They were instructed by Slater and Gordon and Shaw & Co to represent 126 claimants seeking damages against Barclays Bank. The group litigation concerned the vicarious liability of a bank for sexual assaults in the 1970s and early 1980s. The alleged assaults were committed in the North East by a now deceased general practitioner. The assaults occurred during pre-employment health checks of prospective employees. Barclays Bank resisted liability on the basis that Dr. Bates was an “independent contractor”.
The High Court held that the the Bank was was vicariously liable for Dr. Bates’ assaults. That finding was upheld by the Court of Appeal.
However, the Bank’s appeal was allowed by the Supreme Court. It held that there was nothing in the Christian Brothers case, Cox v. Ministry of Justice or Armes v. Nottinghamshire CC to cast doubt on the classic distinction between employees (and those in relationships “akin to employment”) and independent contractors. Vicarious liability did not arise in respect of independent contractors.

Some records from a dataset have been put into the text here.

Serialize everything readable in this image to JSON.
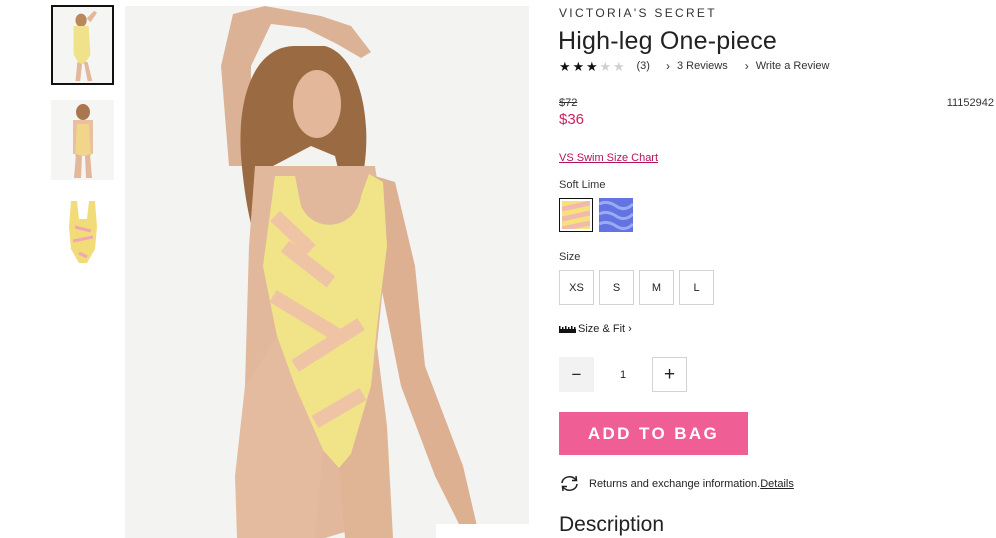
{
  "brand": "VICTORIA'S SECRET",
  "product": {
    "title": "High-leg One-piece",
    "rating_stars": 3,
    "rating_max": 5,
    "review_count": "(3)",
    "reviews_link": "3 Reviews",
    "write_review_link": "Write a Review",
    "original_price": "$72",
    "sale_price": "$36",
    "sku": "11152942"
  },
  "size_chart_link": "VS Swim Size Chart",
  "color": {
    "selected_label": "Soft Lime",
    "swatches": [
      {
        "name": "soft-lime-swatch",
        "colors": [
          "#f6e27a",
          "#f2b9b0"
        ]
      },
      {
        "name": "blue-swatch",
        "colors": [
          "#5f6fe0",
          "#8ea0f0"
        ]
      }
    ]
  },
  "size": {
    "label": "Size",
    "options": [
      "XS",
      "S",
      "M",
      "L"
    ]
  },
  "size_fit_link": "Size & Fit",
  "quantity": {
    "minus": "−",
    "value": "1",
    "plus": "+"
  },
  "add_to_bag": "ADD TO BAG",
  "returns": {
    "text": "Returns and exchange information.",
    "link": "Details"
  },
  "description_heading": "Description",
  "colors": {
    "sale_price": "#d01f5f",
    "size_chart_link": "#b3135a",
    "add_to_bag_bg": "#ef5e94"
  },
  "icons": {
    "chevron": "chevron-right-icon",
    "ruler": "ruler-icon",
    "returns": "refresh-icon"
  }
}
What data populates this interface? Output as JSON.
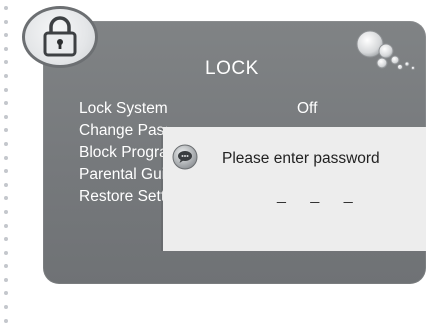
{
  "screen": {
    "title": "LOCK"
  },
  "menu": {
    "items": [
      {
        "label": "Lock System"
      },
      {
        "label": "Change Password"
      },
      {
        "label": "Block Program"
      },
      {
        "label": "Parental Guidance"
      },
      {
        "label": "Restore Settings"
      }
    ],
    "lock_system_value": "Off"
  },
  "dialog": {
    "message": "Please  enter password",
    "entry_mask": "_ _ _",
    "icon": "speech-bubble-icon"
  },
  "icons": {
    "badge": "padlock-icon",
    "decoration": "bubbles-icon"
  },
  "colors": {
    "panel": "#797c7f",
    "dialog": "#ededed",
    "text_light": "#ffffff",
    "text_dark": "#222222"
  }
}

The key question remained whether the tortfeasor was “carrying on business in his own account” or whether he was in a relationship “akin to employment”. Where it was clear that a tortfeasor was carrying on business in his own account it was not necessary to consider the various tests (the “five factors”) described in previous Supreme Court decisions. On the facts, it was clear that Dr. Bates was in business in his own account. Therefore the Bank was not vicariously liable for his assaults.
Judgment available here.